* Problem statement: When you repeat the entries, reproduce each line exactly and omit every picture.

Interface dataset entries
——————————
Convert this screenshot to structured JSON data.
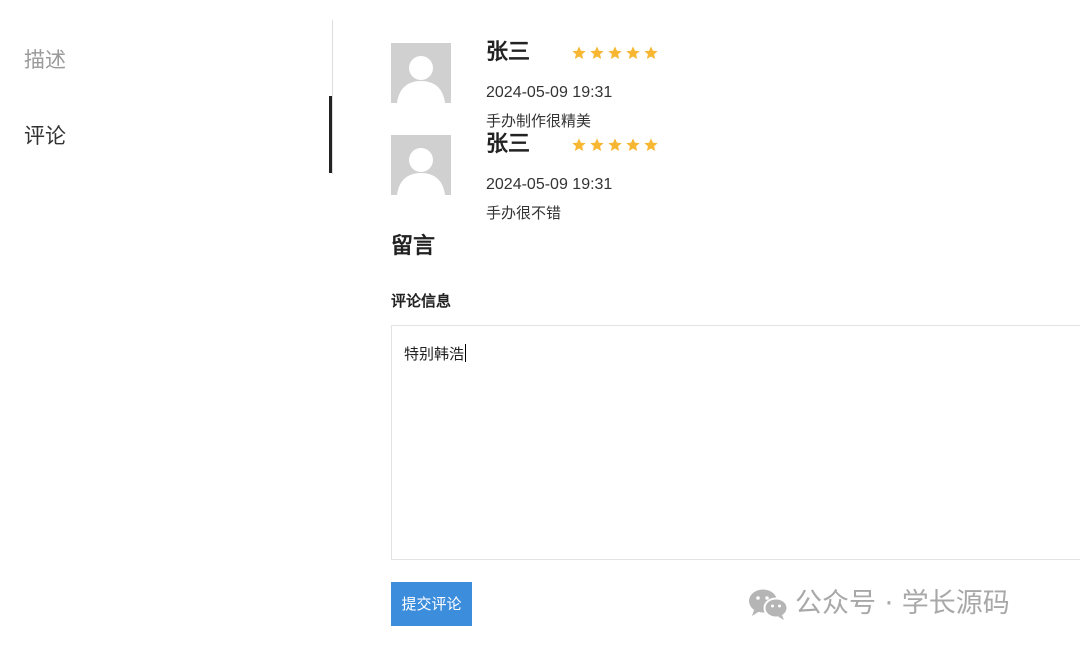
{
  "tabs": {
    "description": "描述",
    "reviews": "评论"
  },
  "reviews": [
    {
      "name": "张三",
      "rating": 5,
      "time": "2024-05-09 19:31",
      "text": "手办制作很精美"
    },
    {
      "name": "张三",
      "rating": 5,
      "time": "2024-05-09 19:31",
      "text": "手办很不错"
    }
  ],
  "form": {
    "title": "留言",
    "comment_label": "评论信息",
    "comment_value": "特别韩浩",
    "submit_label": "提交评论"
  },
  "watermark": {
    "text": "公众号 · 学长源码",
    "icon": "wechat-icon"
  },
  "colors": {
    "star": "#f7b733",
    "submit_button": "#3c8ddc",
    "avatar_bg": "#d0d0d0"
  }
}
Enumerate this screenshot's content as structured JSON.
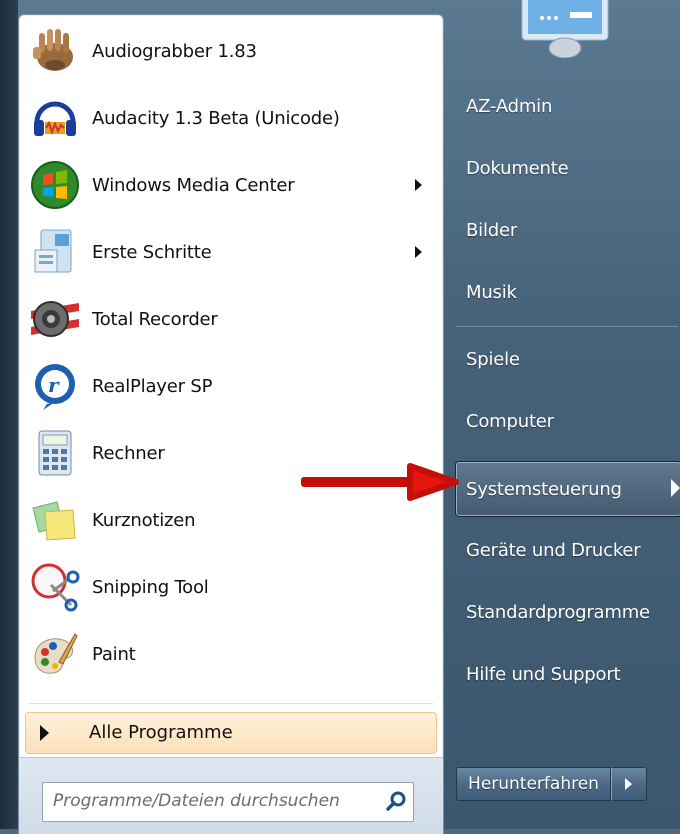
{
  "programs": [
    {
      "label": "Audiograbber 1.83",
      "icon": "audiograbber-icon",
      "submenu": false
    },
    {
      "label": "Audacity 1.3 Beta (Unicode)",
      "icon": "audacity-icon",
      "submenu": false
    },
    {
      "label": "Windows Media Center",
      "icon": "media-center-icon",
      "submenu": true
    },
    {
      "label": "Erste Schritte",
      "icon": "getting-started-icon",
      "submenu": true
    },
    {
      "label": "Total Recorder",
      "icon": "total-recorder-icon",
      "submenu": false
    },
    {
      "label": "RealPlayer SP",
      "icon": "realplayer-icon",
      "submenu": false
    },
    {
      "label": "Rechner",
      "icon": "calculator-icon",
      "submenu": false
    },
    {
      "label": "Kurznotizen",
      "icon": "sticky-notes-icon",
      "submenu": false
    },
    {
      "label": "Snipping Tool",
      "icon": "snipping-tool-icon",
      "submenu": false
    },
    {
      "label": "Paint",
      "icon": "paint-icon",
      "submenu": false
    }
  ],
  "all_programs": {
    "label": "Alle Programme"
  },
  "search": {
    "placeholder": "Programme/Dateien durchsuchen",
    "value": ""
  },
  "right_items": [
    {
      "label": "AZ-Admin"
    },
    {
      "label": "Dokumente"
    },
    {
      "label": "Bilder"
    },
    {
      "label": "Musik"
    },
    {
      "label": "Spiele"
    },
    {
      "label": "Computer"
    },
    {
      "label": "Systemsteuerung",
      "highlighted": true
    },
    {
      "label": "Geräte und Drucker"
    },
    {
      "label": "Standardprogramme"
    },
    {
      "label": "Hilfe und Support"
    }
  ],
  "shutdown": {
    "label": "Herunterfahren"
  },
  "colors": {
    "annotation_arrow": "#e8140f",
    "highlight_border": "#1a2530",
    "all_programs_bg": "#fbe0b8"
  }
}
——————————
* Written answer:
Convert this screenshot to structured JSON data.
{
  "tabs": {
    "description": "描述",
    "reviews": "评论"
  },
  "reviews": [
    {
      "name": "张三",
      "rating": 5,
      "time": "2024-05-09 19:31",
      "text": "手办制作很精美"
    },
    {
      "name": "张三",
      "rating": 5,
      "time": "2024-05-09 19:31",
      "text": "手办很不错"
    }
  ],
  "form": {
    "title": "留言",
    "comment_label": "评论信息",
    "comment_value": "特别韩浩",
    "submit_label": "提交评论"
  },
  "watermark": {
    "text": "公众号 · 学长源码",
    "icon": "wechat-icon"
  },
  "colors": {
    "star": "#f7b733",
    "submit_button": "#3c8ddc",
    "avatar_bg": "#d0d0d0"
  }
}
Enumerate this screenshot's content as structured JSON.
{
  "programs": [
    {
      "label": "Audiograbber 1.83",
      "icon": "audiograbber-icon",
      "submenu": false
    },
    {
      "label": "Audacity 1.3 Beta (Unicode)",
      "icon": "audacity-icon",
      "submenu": false
    },
    {
      "label": "Windows Media Center",
      "icon": "media-center-icon",
      "submenu": true
    },
    {
      "label": "Erste Schritte",
      "icon": "getting-started-icon",
      "submenu": true
    },
    {
      "label": "Total Recorder",
      "icon": "total-recorder-icon",
      "submenu": false
    },
    {
      "label": "RealPlayer SP",
      "icon": "realplayer-icon",
      "submenu": false
    },
    {
      "label": "Rechner",
      "icon": "calculator-icon",
      "submenu": false
    },
    {
      "label": "Kurznotizen",
      "icon": "sticky-notes-icon",
      "submenu": false
    },
    {
      "label": "Snipping Tool",
      "icon": "snipping-tool-icon",
      "submenu": false
    },
    {
      "label": "Paint",
      "icon": "paint-icon",
      "submenu": false
    }
  ],
  "all_programs": {
    "label": "Alle Programme"
  },
  "search": {
    "placeholder": "Programme/Dateien durchsuchen",
    "value": ""
  },
  "right_items": [
    {
      "label": "AZ-Admin"
    },
    {
      "label": "Dokumente"
    },
    {
      "label": "Bilder"
    },
    {
      "label": "Musik"
    },
    {
      "label": "Spiele"
    },
    {
      "label": "Computer"
    },
    {
      "label": "Systemsteuerung",
      "highlighted": true
    },
    {
      "label": "Geräte und Drucker"
    },
    {
      "label": "Standardprogramme"
    },
    {
      "label": "Hilfe und Support"
    }
  ],
  "shutdown": {
    "label": "Herunterfahren"
  },
  "colors": {
    "annotation_arrow": "#e8140f",
    "highlight_border": "#1a2530",
    "all_programs_bg": "#fbe0b8"
  }
}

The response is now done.